◆ WORK REQUEST ◆
The whole of the data is to be duplicated precisely.

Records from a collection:
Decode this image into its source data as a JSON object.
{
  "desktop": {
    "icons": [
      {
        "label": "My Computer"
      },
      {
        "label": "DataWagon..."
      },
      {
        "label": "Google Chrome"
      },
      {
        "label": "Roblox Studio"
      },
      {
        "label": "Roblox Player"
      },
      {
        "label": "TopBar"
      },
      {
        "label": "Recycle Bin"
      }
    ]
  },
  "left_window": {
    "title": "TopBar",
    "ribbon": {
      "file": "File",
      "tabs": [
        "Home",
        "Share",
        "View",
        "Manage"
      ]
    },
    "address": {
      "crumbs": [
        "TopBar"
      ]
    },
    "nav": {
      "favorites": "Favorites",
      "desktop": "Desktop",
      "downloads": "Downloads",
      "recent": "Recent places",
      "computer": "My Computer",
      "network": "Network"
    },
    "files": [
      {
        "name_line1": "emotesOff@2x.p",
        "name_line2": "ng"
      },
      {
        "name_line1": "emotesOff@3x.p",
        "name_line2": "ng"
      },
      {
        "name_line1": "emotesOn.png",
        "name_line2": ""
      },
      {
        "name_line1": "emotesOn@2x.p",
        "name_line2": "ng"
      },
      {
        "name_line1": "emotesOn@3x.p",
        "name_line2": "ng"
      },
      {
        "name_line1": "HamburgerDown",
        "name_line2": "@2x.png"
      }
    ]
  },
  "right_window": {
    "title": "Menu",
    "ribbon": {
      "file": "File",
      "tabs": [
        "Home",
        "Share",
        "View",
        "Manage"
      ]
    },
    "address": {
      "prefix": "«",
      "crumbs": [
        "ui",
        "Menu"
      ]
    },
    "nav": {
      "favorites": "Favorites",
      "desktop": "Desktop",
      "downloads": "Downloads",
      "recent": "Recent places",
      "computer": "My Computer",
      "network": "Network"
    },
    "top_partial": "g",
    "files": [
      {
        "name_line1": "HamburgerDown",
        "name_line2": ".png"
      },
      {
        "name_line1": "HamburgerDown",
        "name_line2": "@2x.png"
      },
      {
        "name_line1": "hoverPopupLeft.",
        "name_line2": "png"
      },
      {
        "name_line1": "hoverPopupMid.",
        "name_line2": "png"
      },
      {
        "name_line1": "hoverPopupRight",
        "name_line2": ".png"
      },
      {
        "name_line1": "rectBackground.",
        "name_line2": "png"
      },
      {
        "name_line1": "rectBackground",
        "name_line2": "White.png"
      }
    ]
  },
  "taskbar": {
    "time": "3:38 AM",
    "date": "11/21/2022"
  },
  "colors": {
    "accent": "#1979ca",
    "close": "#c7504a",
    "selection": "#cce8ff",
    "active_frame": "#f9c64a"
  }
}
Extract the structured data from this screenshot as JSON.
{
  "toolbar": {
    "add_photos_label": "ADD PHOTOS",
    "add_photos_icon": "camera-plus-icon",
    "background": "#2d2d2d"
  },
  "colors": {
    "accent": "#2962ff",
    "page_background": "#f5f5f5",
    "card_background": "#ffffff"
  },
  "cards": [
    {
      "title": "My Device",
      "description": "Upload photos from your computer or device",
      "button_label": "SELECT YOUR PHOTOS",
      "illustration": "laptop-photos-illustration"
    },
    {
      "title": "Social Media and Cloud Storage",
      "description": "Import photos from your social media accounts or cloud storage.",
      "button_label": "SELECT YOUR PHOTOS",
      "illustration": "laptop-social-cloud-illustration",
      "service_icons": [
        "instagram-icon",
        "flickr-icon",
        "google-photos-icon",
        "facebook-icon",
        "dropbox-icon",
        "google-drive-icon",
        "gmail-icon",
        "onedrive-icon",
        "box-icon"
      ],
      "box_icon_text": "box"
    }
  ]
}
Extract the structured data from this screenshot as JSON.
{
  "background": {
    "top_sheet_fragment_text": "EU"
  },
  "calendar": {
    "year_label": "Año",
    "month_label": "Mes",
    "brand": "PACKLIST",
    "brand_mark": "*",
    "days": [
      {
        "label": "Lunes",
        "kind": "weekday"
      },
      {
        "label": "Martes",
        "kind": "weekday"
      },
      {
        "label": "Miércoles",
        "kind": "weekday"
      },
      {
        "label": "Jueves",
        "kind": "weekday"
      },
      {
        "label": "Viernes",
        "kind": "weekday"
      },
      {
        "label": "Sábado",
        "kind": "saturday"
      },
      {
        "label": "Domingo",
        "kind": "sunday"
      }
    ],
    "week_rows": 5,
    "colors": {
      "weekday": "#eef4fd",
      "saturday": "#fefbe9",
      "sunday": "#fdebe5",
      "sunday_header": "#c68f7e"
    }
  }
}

◆ WRITTEN RESPONSE ◆
Decode this image into its source data as a JSON object.
{
  "desktop": {
    "icons": [
      {
        "label": "My Computer"
      },
      {
        "label": "DataWagon..."
      },
      {
        "label": "Google Chrome"
      },
      {
        "label": "Roblox Studio"
      },
      {
        "label": "Roblox Player"
      },
      {
        "label": "TopBar"
      },
      {
        "label": "Recycle Bin"
      }
    ]
  },
  "left_window": {
    "title": "TopBar",
    "ribbon": {
      "file": "File",
      "tabs": [
        "Home",
        "Share",
        "View",
        "Manage"
      ]
    },
    "address": {
      "crumbs": [
        "TopBar"
      ]
    },
    "nav": {
      "favorites": "Favorites",
      "desktop": "Desktop",
      "downloads": "Downloads",
      "recent": "Recent places",
      "computer": "My Computer",
      "network": "Network"
    },
    "files": [
      {
        "name_line1": "emotesOff@2x.p",
        "name_line2": "ng"
      },
      {
        "name_line1": "emotesOff@3x.p",
        "name_line2": "ng"
      },
      {
        "name_line1": "emotesOn.png",
        "name_line2": ""
      },
      {
        "name_line1": "emotesOn@2x.p",
        "name_line2": "ng"
      },
      {
        "name_line1": "emotesOn@3x.p",
        "name_line2": "ng"
      },
      {
        "name_line1": "HamburgerDown",
        "name_line2": "@2x.png"
      }
    ]
  },
  "right_window": {
    "title": "Menu",
    "ribbon": {
      "file": "File",
      "tabs": [
        "Home",
        "Share",
        "View",
        "Manage"
      ]
    },
    "address": {
      "prefix": "«",
      "crumbs": [
        "ui",
        "Menu"
      ]
    },
    "nav": {
      "favorites": "Favorites",
      "desktop": "Desktop",
      "downloads": "Downloads",
      "recent": "Recent places",
      "computer": "My Computer",
      "network": "Network"
    },
    "top_partial": "g",
    "files": [
      {
        "name_line1": "HamburgerDown",
        "name_line2": ".png"
      },
      {
        "name_line1": "HamburgerDown",
        "name_line2": "@2x.png"
      },
      {
        "name_line1": "hoverPopupLeft.",
        "name_line2": "png"
      },
      {
        "name_line1": "hoverPopupMid.",
        "name_line2": "png"
      },
      {
        "name_line1": "hoverPopupRight",
        "name_line2": ".png"
      },
      {
        "name_line1": "rectBackground.",
        "name_line2": "png"
      },
      {
        "name_line1": "rectBackground",
        "name_line2": "White.png"
      }
    ]
  },
  "taskbar": {
    "time": "3:38 AM",
    "date": "11/21/2022"
  },
  "colors": {
    "accent": "#1979ca",
    "close": "#c7504a",
    "selection": "#cce8ff",
    "active_frame": "#f9c64a"
  }
}
Extract the structured data from this screenshot as JSON.
{
  "toolbar": {
    "add_photos_label": "ADD PHOTOS",
    "add_photos_icon": "camera-plus-icon",
    "background": "#2d2d2d"
  },
  "colors": {
    "accent": "#2962ff",
    "page_background": "#f5f5f5",
    "card_background": "#ffffff"
  },
  "cards": [
    {
      "title": "My Device",
      "description": "Upload photos from your computer or device",
      "button_label": "SELECT YOUR PHOTOS",
      "illustration": "laptop-photos-illustration"
    },
    {
      "title": "Social Media and Cloud Storage",
      "description": "Import photos from your social media accounts or cloud storage.",
      "button_label": "SELECT YOUR PHOTOS",
      "illustration": "laptop-social-cloud-illustration",
      "service_icons": [
        "instagram-icon",
        "flickr-icon",
        "google-photos-icon",
        "facebook-icon",
        "dropbox-icon",
        "google-drive-icon",
        "gmail-icon",
        "onedrive-icon",
        "box-icon"
      ],
      "box_icon_text": "box"
    }
  ]
}
Extract the structured data from this screenshot as JSON.
{
  "background": {
    "top_sheet_fragment_text": "EU"
  },
  "calendar": {
    "year_label": "Año",
    "month_label": "Mes",
    "brand": "PACKLIST",
    "brand_mark": "*",
    "days": [
      {
        "label": "Lunes",
        "kind": "weekday"
      },
      {
        "label": "Martes",
        "kind": "weekday"
      },
      {
        "label": "Miércoles",
        "kind": "weekday"
      },
      {
        "label": "Jueves",
        "kind": "weekday"
      },
      {
        "label": "Viernes",
        "kind": "weekday"
      },
      {
        "label": "Sábado",
        "kind": "saturday"
      },
      {
        "label": "Domingo",
        "kind": "sunday"
      }
    ],
    "week_rows": 5,
    "colors": {
      "weekday": "#eef4fd",
      "saturday": "#fefbe9",
      "sunday": "#fdebe5",
      "sunday_header": "#c68f7e"
    }
  }
}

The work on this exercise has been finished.